» **ABOUT THIS TASK**: Copy each line of the data below in which the word "JSON" can be found.

*** Block opens ***

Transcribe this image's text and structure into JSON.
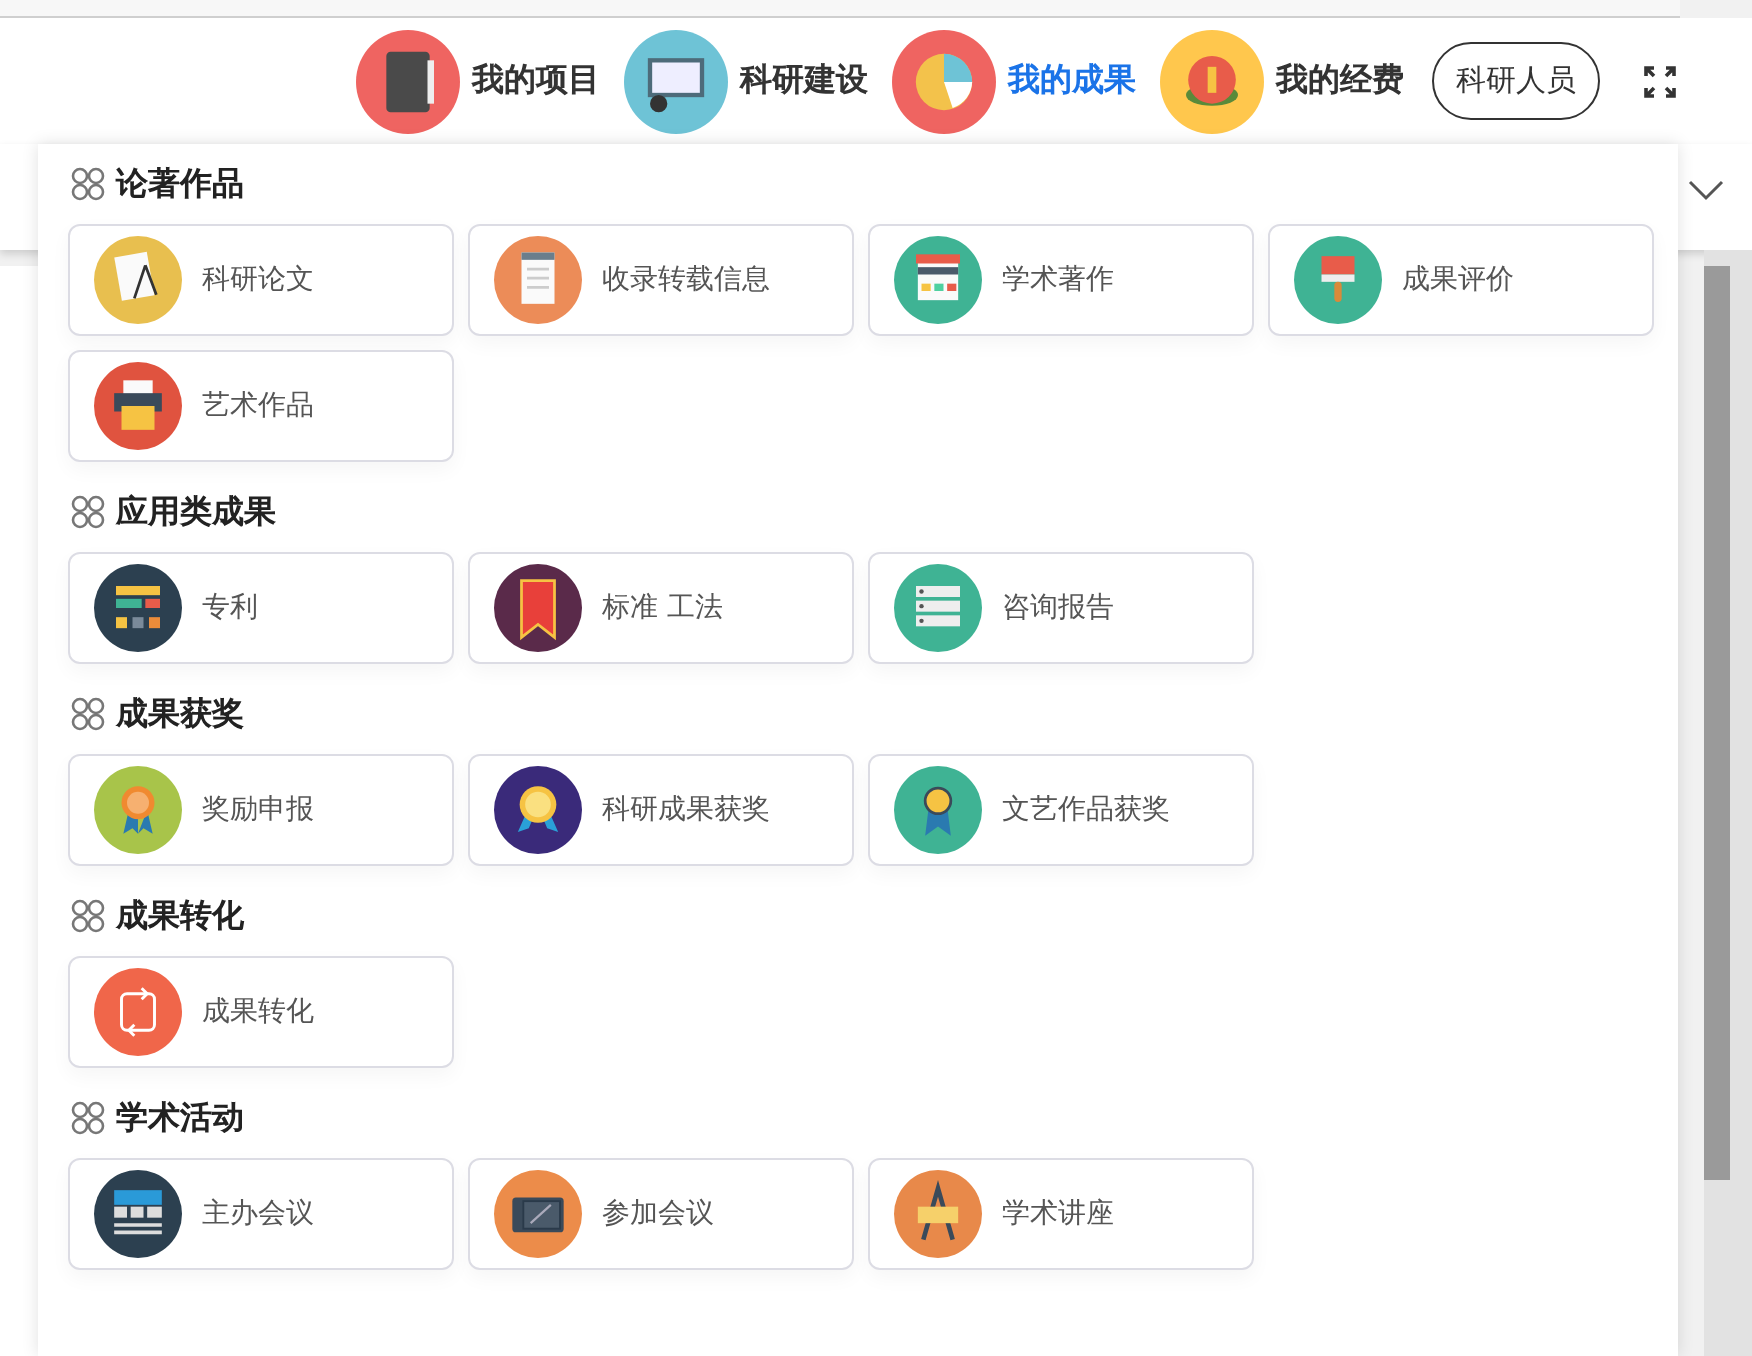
{
  "nav": [
    {
      "label": "我的项目",
      "kind": "notebook",
      "selected": false
    },
    {
      "label": "科研建设",
      "kind": "monitor",
      "selected": false
    },
    {
      "label": "我的成果",
      "kind": "piechart",
      "selected": true
    },
    {
      "label": "我的经费",
      "kind": "coins",
      "selected": false
    }
  ],
  "role_button": "科研人员",
  "sections": [
    {
      "title": "论著作品",
      "items": [
        {
          "label": "科研论文",
          "kind": "papers"
        },
        {
          "label": "收录转载信息",
          "kind": "document"
        },
        {
          "label": "学术著作",
          "kind": "shop"
        },
        {
          "label": "成果评价",
          "kind": "brush"
        },
        {
          "label": "艺术作品",
          "kind": "printer"
        }
      ]
    },
    {
      "title": "应用类成果",
      "items": [
        {
          "label": "专利",
          "kind": "flowchart"
        },
        {
          "label": "标准 工法",
          "kind": "banner"
        },
        {
          "label": "咨询报告",
          "kind": "server"
        }
      ]
    },
    {
      "title": "成果获奖",
      "items": [
        {
          "label": "奖励申报",
          "kind": "rosette"
        },
        {
          "label": "科研成果获奖",
          "kind": "medal"
        },
        {
          "label": "文艺作品获奖",
          "kind": "badge"
        }
      ]
    },
    {
      "title": "成果转化",
      "items": [
        {
          "label": "成果转化",
          "kind": "cycle"
        }
      ]
    },
    {
      "title": "学术活动",
      "items": [
        {
          "label": "主办会议",
          "kind": "board"
        },
        {
          "label": "参加会议",
          "kind": "tablet"
        },
        {
          "label": "学术讲座",
          "kind": "easel"
        }
      ]
    }
  ]
}
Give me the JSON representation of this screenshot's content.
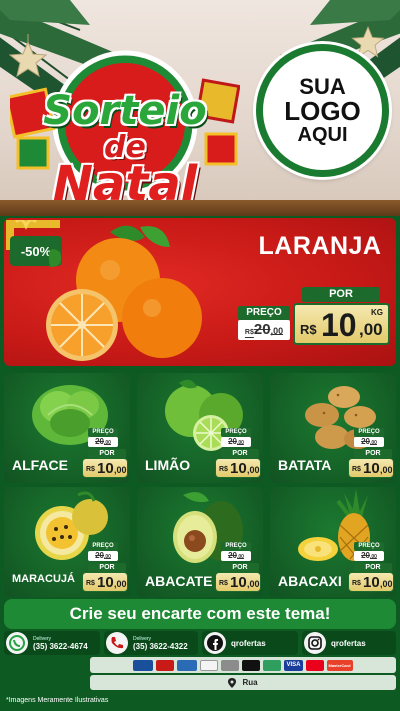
{
  "header": {
    "title_line1": "Sorteio",
    "title_line2": "de",
    "title_line3": "Natal",
    "logo_line1": "SUA",
    "logo_line2": "LOGO",
    "logo_line3": "AQUI"
  },
  "hero": {
    "discount": "-50%",
    "name": "LARANJA",
    "old_label": "PREÇO",
    "old_price": "R$20,00",
    "old_price_int": "20",
    "old_price_dec": ",00",
    "old_price_cur": "R$",
    "por_label": "POR",
    "currency": "R$",
    "price_int": "10",
    "price_dec": ",00",
    "unit": "KG"
  },
  "products": [
    {
      "name": "ALFACE",
      "old_label": "PREÇO",
      "old_price": "R$20,00",
      "old_price_int": "20",
      "old_price_dec": ",00",
      "por_label": "POR",
      "currency": "R$",
      "price_int": "10",
      "price_dec": ",00",
      "icon": "lettuce-image"
    },
    {
      "name": "LIMÃO",
      "old_label": "PREÇO",
      "old_price": "R$20,00",
      "old_price_int": "20",
      "old_price_dec": ",00",
      "por_label": "POR",
      "currency": "R$",
      "price_int": "10",
      "price_dec": ",00",
      "icon": "lime-image"
    },
    {
      "name": "BATATA",
      "old_label": "PREÇO",
      "old_price": "R$20,00",
      "old_price_int": "20",
      "old_price_dec": ",00",
      "por_label": "POR",
      "currency": "R$",
      "price_int": "10",
      "price_dec": ",00",
      "icon": "potato-image"
    },
    {
      "name": "MARACUJÁ",
      "old_label": "PREÇO",
      "old_price": "R$20,00",
      "old_price_int": "20",
      "old_price_dec": ",00",
      "por_label": "POR",
      "currency": "R$",
      "price_int": "10",
      "price_dec": ",00",
      "icon": "passion-fruit-image"
    },
    {
      "name": "ABACATE",
      "old_label": "PREÇO",
      "old_price": "R$20,00",
      "old_price_int": "20",
      "old_price_dec": ",00",
      "por_label": "POR",
      "currency": "R$",
      "price_int": "10",
      "price_dec": ",00",
      "icon": "avocado-image"
    },
    {
      "name": "ABACAXI",
      "old_label": "PREÇO",
      "old_price": "R$20,00",
      "old_price_int": "20",
      "old_price_dec": ",00",
      "por_label": "POR",
      "currency": "R$",
      "price_int": "10",
      "price_dec": ",00",
      "icon": "pineapple-image"
    }
  ],
  "footer": {
    "cta": "Crie seu encarte com este tema!",
    "whatsapp_label": "Delivery",
    "whatsapp_number": "(35) 3622-4674",
    "phone_label": "Delivery",
    "phone_number": "(35) 3622-4322",
    "facebook": "qrofertas",
    "instagram": "qrofertas",
    "payments": [
      "VISA",
      "MasterCard"
    ],
    "address": "Rua",
    "disclaimer": "*Imagens Meramente Ilustrativas"
  },
  "colors": {
    "green_dark": "#115222",
    "green": "#1d6b2c",
    "red": "#c81a17",
    "gold": "#e3c96a"
  }
}
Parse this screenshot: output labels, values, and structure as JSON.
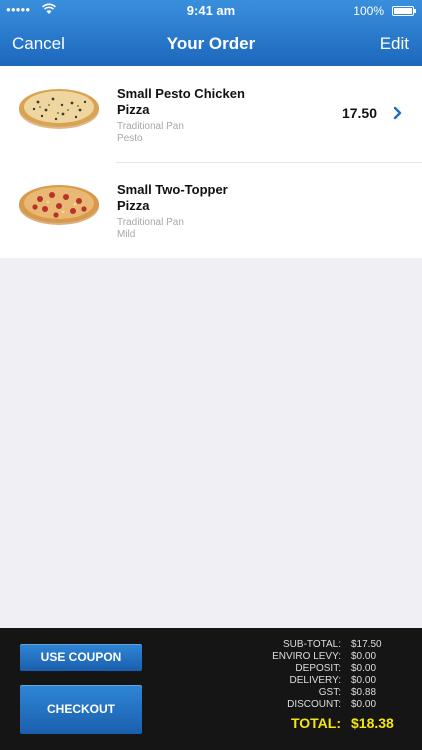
{
  "status_bar": {
    "signal": "●●●●●",
    "time": "9:41 am",
    "battery": "100%"
  },
  "nav": {
    "cancel": "Cancel",
    "title": "Your Order",
    "edit": "Edit"
  },
  "order_items": [
    {
      "name": "Small Pesto Chicken Pizza",
      "crust": "Traditional Pan",
      "option": "Pesto",
      "price": "17.50",
      "icon": "pesto-pizza-icon"
    },
    {
      "name": "Small Two-Topper Pizza",
      "crust": "Traditional Pan",
      "option": "Mild",
      "price": "",
      "icon": "two-topper-pizza-icon"
    }
  ],
  "footer": {
    "use_coupon": "USE COUPON",
    "checkout": "CHECKOUT",
    "totals": [
      {
        "label": "SUB-TOTAL:",
        "value": "$17.50"
      },
      {
        "label": "ENVIRO LEVY:",
        "value": "$0.00"
      },
      {
        "label": "DEPOSIT:",
        "value": "$0.00"
      },
      {
        "label": "DELIVERY:",
        "value": "$0.00"
      },
      {
        "label": "GST:",
        "value": "$0.88"
      },
      {
        "label": "DISCOUNT:",
        "value": "$0.00"
      }
    ],
    "total_label": "TOTAL:",
    "total_value": "$18.38"
  },
  "colors": {
    "nav_blue": "#1c68bd",
    "button_blue": "#2f86d6",
    "total_yellow": "#f4e60f",
    "footer_bg": "#151515",
    "chevron": "#1a6fc0"
  }
}
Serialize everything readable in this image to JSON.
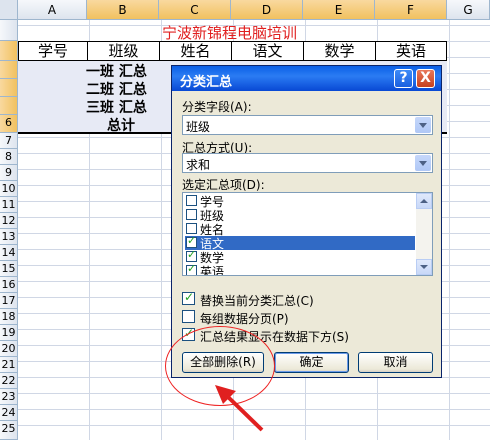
{
  "sheet": {
    "columns": [
      "A",
      "B",
      "C",
      "D",
      "E",
      "F",
      "G"
    ],
    "rows": [
      "",
      "",
      "",
      "",
      "",
      "6",
      "7",
      "8",
      "9",
      "10",
      "11",
      "12",
      "13",
      "14",
      "15",
      "16",
      "17",
      "18",
      "19",
      "20",
      "21",
      "22",
      "23",
      "24",
      "25"
    ],
    "title": "宁波新锦程电脑培训",
    "headers": [
      "学号",
      "班级",
      "姓名",
      "语文",
      "数学",
      "英语"
    ],
    "subtotals": [
      "一班 汇总",
      "二班 汇总",
      "三班 汇总",
      "总计"
    ]
  },
  "dialog": {
    "title": "分类汇总",
    "help": "?",
    "close": "X",
    "group_label": "分类字段(A):",
    "group_value": "班级",
    "func_label": "汇总方式(U):",
    "func_value": "求和",
    "items_label": "选定汇总项(D):",
    "items": [
      {
        "label": "学号",
        "checked": false
      },
      {
        "label": "班级",
        "checked": false
      },
      {
        "label": "姓名",
        "checked": false
      },
      {
        "label": "语文",
        "checked": true
      },
      {
        "label": "数学",
        "checked": true
      },
      {
        "label": "英语",
        "checked": true
      }
    ],
    "opt_replace": "替换当前分类汇总(C)",
    "opt_page": "每组数据分页(P)",
    "opt_below": "汇总结果显示在数据下方(S)",
    "btn_remove": "全部删除(R)",
    "btn_ok": "确定",
    "btn_cancel": "取消"
  }
}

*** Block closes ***

» **EXERCISE OUTPUT**:
Transcribe this image's text and structure into JSON.
Give me the JSON representation of this screenshot's content.
Parse this screenshot: output labels, values, and structure as JSON.
Serialize everything readable in this image to JSON.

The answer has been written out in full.